I never ate the lollipop which went by the name of his ribs, without being awed by a sort of unaccountable fear that Bonaparte might yet break from his captivity, and pay me off personally for the indignity offered him in purchasing a hap’orth of his anatomy, and sucking it, like Tom Trot or Everton Toffee. (2)
Napoleon or Wellington?
This nursery rhyme (and variants thereof) is often cited as a popular lullaby in England during the Napoleonic Wars:
Baby, baby, naughty baby!
Hush! you squalling thing, I say;
Hush your squalling, or it may be
Bonaparte will pass this way.
Baby, baby, he’s a giant,
Tall and black as Rouen steeple,
And he dines and sups, relie on ’t,
Every day on naughty people.
Baby, baby, he will hear you,
As he passes by the house,
And he, limb from limb, will tear you,
Just as pussy tears a mouse. (3)
The trouble is that I have not been able to find the verse in any pre-20th century source. What does appear in print in the 19th century is the same poem with “Wellington” in place of the word “Bonaparte.” Setting aside the issue of how the words would have to be rearranged to rhyme in French, this actually makes some sense. The vast majority of British children would never have seen Rouen’s steeple, whereas the comparison would presumably have meant something to French children. According to the introduction to the rhyme in the Wellington Anecdotes, published in 1852:
In time of war the name of Wellington used to be employed by the bonnes to subdue refractory infants. The following version of a nursery rhyme is said to have been familiar in France thirty or forty years ago.… (4)

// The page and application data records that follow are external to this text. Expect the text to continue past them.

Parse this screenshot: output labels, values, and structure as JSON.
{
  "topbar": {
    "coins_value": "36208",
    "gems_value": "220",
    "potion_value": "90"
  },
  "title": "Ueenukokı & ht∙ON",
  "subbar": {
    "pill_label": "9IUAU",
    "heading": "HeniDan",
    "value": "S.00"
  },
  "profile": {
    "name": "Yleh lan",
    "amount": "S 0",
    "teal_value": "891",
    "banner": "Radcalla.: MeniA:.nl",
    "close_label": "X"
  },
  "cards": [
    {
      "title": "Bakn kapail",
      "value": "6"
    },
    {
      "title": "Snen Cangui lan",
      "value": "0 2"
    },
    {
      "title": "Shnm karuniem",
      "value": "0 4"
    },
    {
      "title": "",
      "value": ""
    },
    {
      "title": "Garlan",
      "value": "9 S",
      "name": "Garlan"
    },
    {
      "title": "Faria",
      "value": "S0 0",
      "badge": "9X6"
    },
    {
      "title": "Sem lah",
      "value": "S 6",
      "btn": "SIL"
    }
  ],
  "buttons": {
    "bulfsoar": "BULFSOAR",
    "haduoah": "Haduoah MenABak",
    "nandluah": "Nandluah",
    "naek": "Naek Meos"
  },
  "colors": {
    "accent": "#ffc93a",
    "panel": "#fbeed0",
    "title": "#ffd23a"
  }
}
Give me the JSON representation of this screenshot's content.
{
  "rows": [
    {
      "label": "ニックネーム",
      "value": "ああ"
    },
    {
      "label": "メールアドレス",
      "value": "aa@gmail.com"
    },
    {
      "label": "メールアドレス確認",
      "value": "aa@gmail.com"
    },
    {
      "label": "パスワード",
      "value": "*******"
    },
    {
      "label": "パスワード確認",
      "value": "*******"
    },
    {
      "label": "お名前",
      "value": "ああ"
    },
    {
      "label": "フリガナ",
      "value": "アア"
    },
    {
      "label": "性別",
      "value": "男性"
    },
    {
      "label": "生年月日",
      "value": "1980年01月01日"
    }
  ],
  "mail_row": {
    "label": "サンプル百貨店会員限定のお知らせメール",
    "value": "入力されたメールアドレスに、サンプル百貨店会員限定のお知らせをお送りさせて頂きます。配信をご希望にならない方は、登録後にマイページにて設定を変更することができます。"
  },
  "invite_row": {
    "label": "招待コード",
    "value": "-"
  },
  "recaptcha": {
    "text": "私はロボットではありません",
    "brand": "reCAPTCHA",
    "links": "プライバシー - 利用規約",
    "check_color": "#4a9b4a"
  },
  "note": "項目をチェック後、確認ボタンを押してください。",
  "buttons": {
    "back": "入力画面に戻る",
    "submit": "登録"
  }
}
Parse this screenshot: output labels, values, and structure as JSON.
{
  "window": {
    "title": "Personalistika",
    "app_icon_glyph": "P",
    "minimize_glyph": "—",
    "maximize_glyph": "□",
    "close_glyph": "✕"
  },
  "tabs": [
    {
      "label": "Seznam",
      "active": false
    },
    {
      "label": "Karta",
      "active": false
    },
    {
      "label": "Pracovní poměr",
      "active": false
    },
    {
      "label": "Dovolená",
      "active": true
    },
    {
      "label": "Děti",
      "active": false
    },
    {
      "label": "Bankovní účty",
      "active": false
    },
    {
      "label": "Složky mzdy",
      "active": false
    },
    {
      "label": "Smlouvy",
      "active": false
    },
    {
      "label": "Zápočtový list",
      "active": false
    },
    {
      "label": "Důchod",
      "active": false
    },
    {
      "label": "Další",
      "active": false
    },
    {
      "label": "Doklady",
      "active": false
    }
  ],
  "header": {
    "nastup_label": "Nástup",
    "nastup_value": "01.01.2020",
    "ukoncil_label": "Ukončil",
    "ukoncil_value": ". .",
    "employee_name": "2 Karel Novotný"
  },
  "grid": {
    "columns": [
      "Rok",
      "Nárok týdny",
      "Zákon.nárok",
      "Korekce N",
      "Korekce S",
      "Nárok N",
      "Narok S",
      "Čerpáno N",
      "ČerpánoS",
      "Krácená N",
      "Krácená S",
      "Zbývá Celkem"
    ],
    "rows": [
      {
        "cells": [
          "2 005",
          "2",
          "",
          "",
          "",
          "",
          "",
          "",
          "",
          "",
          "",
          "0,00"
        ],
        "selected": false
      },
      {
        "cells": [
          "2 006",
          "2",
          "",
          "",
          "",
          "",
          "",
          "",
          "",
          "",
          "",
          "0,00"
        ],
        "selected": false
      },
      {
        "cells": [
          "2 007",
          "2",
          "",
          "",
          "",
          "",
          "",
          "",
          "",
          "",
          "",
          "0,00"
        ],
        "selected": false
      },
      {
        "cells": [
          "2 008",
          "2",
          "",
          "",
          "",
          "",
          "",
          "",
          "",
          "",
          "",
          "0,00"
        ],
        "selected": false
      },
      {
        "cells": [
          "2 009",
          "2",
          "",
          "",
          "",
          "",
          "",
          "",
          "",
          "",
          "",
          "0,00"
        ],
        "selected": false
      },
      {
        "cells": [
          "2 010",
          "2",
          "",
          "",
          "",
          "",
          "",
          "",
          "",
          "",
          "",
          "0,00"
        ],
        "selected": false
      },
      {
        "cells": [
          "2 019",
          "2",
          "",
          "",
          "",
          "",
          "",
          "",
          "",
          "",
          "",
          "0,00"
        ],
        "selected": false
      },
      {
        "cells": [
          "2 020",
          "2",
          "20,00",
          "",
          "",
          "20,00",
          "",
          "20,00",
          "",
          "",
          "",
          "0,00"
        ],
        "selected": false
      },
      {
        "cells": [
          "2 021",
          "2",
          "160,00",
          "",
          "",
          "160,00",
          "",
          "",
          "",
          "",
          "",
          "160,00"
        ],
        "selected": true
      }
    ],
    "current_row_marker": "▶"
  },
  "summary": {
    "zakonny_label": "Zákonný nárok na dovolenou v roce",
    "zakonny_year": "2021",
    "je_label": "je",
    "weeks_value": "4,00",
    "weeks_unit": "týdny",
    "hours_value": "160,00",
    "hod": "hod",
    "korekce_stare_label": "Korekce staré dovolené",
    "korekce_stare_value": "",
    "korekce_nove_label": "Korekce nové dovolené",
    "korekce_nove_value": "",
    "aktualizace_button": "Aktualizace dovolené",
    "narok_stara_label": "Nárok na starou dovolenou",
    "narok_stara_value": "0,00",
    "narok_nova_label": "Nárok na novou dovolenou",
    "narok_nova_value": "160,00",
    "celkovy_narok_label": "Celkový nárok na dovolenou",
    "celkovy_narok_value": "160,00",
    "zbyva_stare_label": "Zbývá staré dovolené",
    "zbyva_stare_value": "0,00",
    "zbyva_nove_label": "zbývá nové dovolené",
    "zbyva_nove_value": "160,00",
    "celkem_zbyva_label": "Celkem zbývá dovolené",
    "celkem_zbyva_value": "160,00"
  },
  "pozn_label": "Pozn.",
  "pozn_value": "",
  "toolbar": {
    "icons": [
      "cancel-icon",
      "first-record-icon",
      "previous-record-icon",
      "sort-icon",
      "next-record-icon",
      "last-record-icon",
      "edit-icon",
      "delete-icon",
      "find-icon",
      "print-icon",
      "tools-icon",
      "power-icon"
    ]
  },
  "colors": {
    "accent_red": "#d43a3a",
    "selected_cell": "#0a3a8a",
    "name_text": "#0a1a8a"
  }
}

And The Westminster Review (1848) noted:
Whatever may be the sins of the Jesuits, there can be no question but that their name has been, and is, often made use of as a mere word of fear to frighten grown children with – as the name of the Duke of Wellington, we are told, was, some years ago, among nurses in France; and many of the goblin tales concerning the order are probably about as true as the description of his Grace in the nursery song:
Tall he is, as a Rouen steeple,
And his teeth like iron saws,
Breakfasts, dines on naughty people,
Crunches babies in his jaws. (5)
So perhaps “Old Nosey” was as much the bogeyman to French children as Napoleon was to their English counterparts.
You might also enjoy:
- Lucia Elizabeth Balcombe Abell, Recollections of the Emperor Napoleon, during the First Three Years of His Captivity on the Island of St. Helena(London, 1844), p. 12.
- Gilbert A. à Beckett, “Bonaparte at Miss Frounce’s School,” in Douglas Jerrold (ed.), The Illuminated Magazine, Vol. 1 (London, May-October 1843), pp. 23-24.
- M. Broadley, The Three Dorset Captains at Trafalgar (London, 1906), p. 148.
- Wellington Anecdotes: A Collection of Sayings and Doings of the Great Duke, Vol. 5 (London, 1852), p. 41.
- The Westminster Review, Vol. 48, No. 95 (London, January 1848), pp. 269-270.
The whole of the young gentlemen . . . were under the firm impression that Bonaparte had landed in England during the night, secured the leg of mutton, and retreated before daylight into the bosom of his own army.
Gilbert à Beckett